• Data provided
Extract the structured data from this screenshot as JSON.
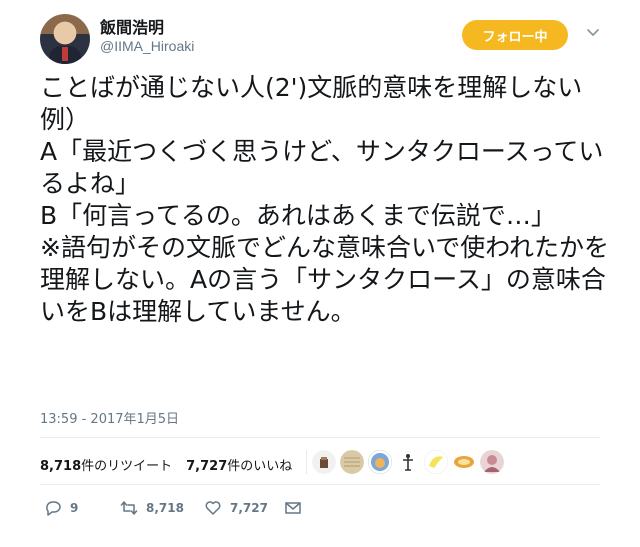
{
  "user": {
    "display_name": "飯間浩明",
    "handle": "@IIMA_Hiroaki",
    "follow_label": "フォロー中"
  },
  "tweet": {
    "text": "ことばが通じない人(2')文脈的意味を理解しない\n例）\nA「最近つくづく思うけど、サンタクロースっているよね」\nB「何言ってるの。あれはあくまで伝説で…」\n※語句がその文脈でどんな意味合いで使われたかを理解しない。Aの言う「サンタクロース」の意味合いをBは理解していません。",
    "timestamp": "13:59 - 2017年1月5日"
  },
  "stats": {
    "retweets_count": "8,718",
    "retweets_label": "件のリツイート",
    "likes_count": "7,727",
    "likes_label": "件のいいね"
  },
  "actions": {
    "reply_count": "9",
    "retweet_count": "8,718",
    "like_count": "7,727"
  },
  "icons": [
    "avatar",
    "chevron-down-icon",
    "reply-icon",
    "retweet-icon",
    "like-icon",
    "message-icon"
  ],
  "colors": {
    "follow_button": "#f5b820",
    "secondary_text": "#657786",
    "divider": "#e6ecf0"
  }
}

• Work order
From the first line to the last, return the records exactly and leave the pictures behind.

• Your response
Extract the structured data from this screenshot as JSON.
{
  "user": {
    "display_name": "飯間浩明",
    "handle": "@IIMA_Hiroaki",
    "follow_label": "フォロー中"
  },
  "tweet": {
    "text": "ことばが通じない人(2')文脈的意味を理解しない\n例）\nA「最近つくづく思うけど、サンタクロースっているよね」\nB「何言ってるの。あれはあくまで伝説で…」\n※語句がその文脈でどんな意味合いで使われたかを理解しない。Aの言う「サンタクロース」の意味合いをBは理解していません。",
    "timestamp": "13:59 - 2017年1月5日"
  },
  "stats": {
    "retweets_count": "8,718",
    "retweets_label": "件のリツイート",
    "likes_count": "7,727",
    "likes_label": "件のいいね"
  },
  "actions": {
    "reply_count": "9",
    "retweet_count": "8,718",
    "like_count": "7,727"
  },
  "icons": [
    "avatar",
    "chevron-down-icon",
    "reply-icon",
    "retweet-icon",
    "like-icon",
    "message-icon"
  ],
  "colors": {
    "follow_button": "#f5b820",
    "secondary_text": "#657786",
    "divider": "#e6ecf0"
  }
}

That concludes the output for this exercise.